The fierce spirit of world domination is gone from this adaptation, too, thanks to the ridiculous graphics and animations. The cutscenes look and sound more like Saturday-morning cartoons than war footage, and every time you roll the dice, you watch an animation of the factions attacking each other whimsically. Speaking of factions, they include cats, zombies, humans, robots, and Yetis. (They’re just graphical replacements; they don’t have different abilities or anything.) Sometimes the zombies attack by puking on their enemies.
To be fair, while the graphics take the game in the wrong direction, they’re well-done on a technical level. The animations truly come to life, and if you don’t mind a layer of absurdity on top of your hardcore strategizing, they do provide a little bit of a break from the difficult game.
In the single-player mode, the cutscenes have some decent jokes in them (they remind us of the cutscenes from the DS game Squishy Tank), and while puking zombies may not fit with the overall theme of Risk, they are fun to watch. In the time we spent with the game, we noticed not a single technical hiccup, whether we were playing alone, locally with a friend, or online against other players. Also, the orchestral music sounds epic.
The one area in which Risk: Factions truly shines is local multiplayer. Once you get past the cutesy presentation, the download serves as both a re-creation of the board game (you can play “classic” Risk if you want) and a streamlined, improved version of the concept. One major improvement is the “fast battle,” which skips the dice-rolling and just tells you who wins. (Otherwise, even though this is a video game, you have to watch digital dice roll.)
Another improvement over classic Risk is that you no longer have to capture the whole world, which brings the total play time down to about 30 to 45 minutes per game. Instead, the goal is to accomplish three objectives (such as capturing a given continent, or invading a certain number of territories in a single turn) while holding on to your capital. This is similar to the “mission” version of the Risk board game, and especially when you’re playing locally and can talk to your competitors to pass the time, it keeps the game from dragging on.
Also, thanks to the digital nature of video games, the developers were able to take some liberties with the maps. The classic map of the world is still available, of course, but there are also some new maps with interesting features. In one, you can control a dam and flood other players’ territory. In others, controlling various landmarks (missile silos, barracks) can improve your attack and defense odds.

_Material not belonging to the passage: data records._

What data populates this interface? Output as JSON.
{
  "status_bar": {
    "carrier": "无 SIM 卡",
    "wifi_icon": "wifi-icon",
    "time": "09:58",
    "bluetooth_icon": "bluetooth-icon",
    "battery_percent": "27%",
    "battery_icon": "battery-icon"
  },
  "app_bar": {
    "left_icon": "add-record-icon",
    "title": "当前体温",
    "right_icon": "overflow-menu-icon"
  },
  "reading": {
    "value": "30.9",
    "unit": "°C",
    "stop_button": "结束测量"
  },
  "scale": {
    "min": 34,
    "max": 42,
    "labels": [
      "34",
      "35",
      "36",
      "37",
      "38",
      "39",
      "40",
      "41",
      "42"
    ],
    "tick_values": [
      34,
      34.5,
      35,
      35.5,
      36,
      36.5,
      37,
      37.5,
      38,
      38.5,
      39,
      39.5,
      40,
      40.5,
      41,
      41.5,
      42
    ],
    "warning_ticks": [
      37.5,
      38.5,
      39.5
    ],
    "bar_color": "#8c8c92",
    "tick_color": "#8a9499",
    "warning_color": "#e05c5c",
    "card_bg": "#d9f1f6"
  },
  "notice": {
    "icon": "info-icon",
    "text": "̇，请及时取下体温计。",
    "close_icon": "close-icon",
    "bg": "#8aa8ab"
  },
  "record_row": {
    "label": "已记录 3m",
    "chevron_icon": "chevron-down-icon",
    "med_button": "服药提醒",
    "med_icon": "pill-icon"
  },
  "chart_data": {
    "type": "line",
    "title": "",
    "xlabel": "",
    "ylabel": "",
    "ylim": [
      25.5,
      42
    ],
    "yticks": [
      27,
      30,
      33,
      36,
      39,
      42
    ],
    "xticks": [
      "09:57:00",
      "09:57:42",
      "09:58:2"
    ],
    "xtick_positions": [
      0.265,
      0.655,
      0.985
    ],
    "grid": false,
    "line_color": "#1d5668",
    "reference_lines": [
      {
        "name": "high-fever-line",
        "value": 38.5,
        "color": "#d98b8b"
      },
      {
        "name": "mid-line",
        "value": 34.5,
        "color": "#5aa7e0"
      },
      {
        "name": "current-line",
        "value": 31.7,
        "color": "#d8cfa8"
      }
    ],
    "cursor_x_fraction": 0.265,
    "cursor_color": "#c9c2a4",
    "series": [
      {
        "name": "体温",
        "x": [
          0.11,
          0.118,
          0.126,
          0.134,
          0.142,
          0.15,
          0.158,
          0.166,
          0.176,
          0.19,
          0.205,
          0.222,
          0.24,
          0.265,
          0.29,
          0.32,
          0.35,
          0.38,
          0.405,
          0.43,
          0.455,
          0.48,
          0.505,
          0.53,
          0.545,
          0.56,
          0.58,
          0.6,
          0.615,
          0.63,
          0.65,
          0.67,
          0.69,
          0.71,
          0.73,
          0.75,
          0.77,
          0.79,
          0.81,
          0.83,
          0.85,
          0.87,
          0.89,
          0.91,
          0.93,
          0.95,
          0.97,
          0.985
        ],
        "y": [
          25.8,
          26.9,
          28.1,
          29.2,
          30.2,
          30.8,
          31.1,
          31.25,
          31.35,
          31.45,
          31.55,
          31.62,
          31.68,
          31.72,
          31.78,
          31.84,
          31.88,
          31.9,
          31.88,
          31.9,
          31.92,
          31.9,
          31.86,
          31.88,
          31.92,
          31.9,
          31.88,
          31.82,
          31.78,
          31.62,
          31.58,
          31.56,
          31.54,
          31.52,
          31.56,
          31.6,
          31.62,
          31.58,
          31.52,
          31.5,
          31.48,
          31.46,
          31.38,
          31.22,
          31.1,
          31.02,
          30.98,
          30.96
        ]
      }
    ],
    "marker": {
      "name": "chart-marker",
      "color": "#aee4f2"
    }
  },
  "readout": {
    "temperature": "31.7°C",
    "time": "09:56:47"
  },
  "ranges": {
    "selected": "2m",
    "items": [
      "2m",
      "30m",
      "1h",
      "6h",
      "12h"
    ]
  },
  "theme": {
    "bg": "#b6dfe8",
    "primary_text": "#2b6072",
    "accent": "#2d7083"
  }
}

In short, Risk: Factions is a serious but misguided attempt to bring the classic board game to the Xbox 360. For those who want it mainly for the local multiplayer, it’s not a terrible buy. But the single-player game is dreadful, and without voice support, the online games get boring in a hurry.
RATING OUT OF 5 RATING DESCRIPTION 2.4 Graphics
They’re fine on a technical level, but the cutesy visuals don’t fit the spirit of Risk. 4.6 Control
No real complaints here. 4.1 Music / Sound FX / Voice Acting
The sound effects are comical enough to go with the visuals, but the orchestral music works well. 2.7 Play Value
The local multiplayer is great, but the single-player and online games are boring. 2.9 Overall Rating – Average
Not an average. See Rating legend above for a final score breakdown.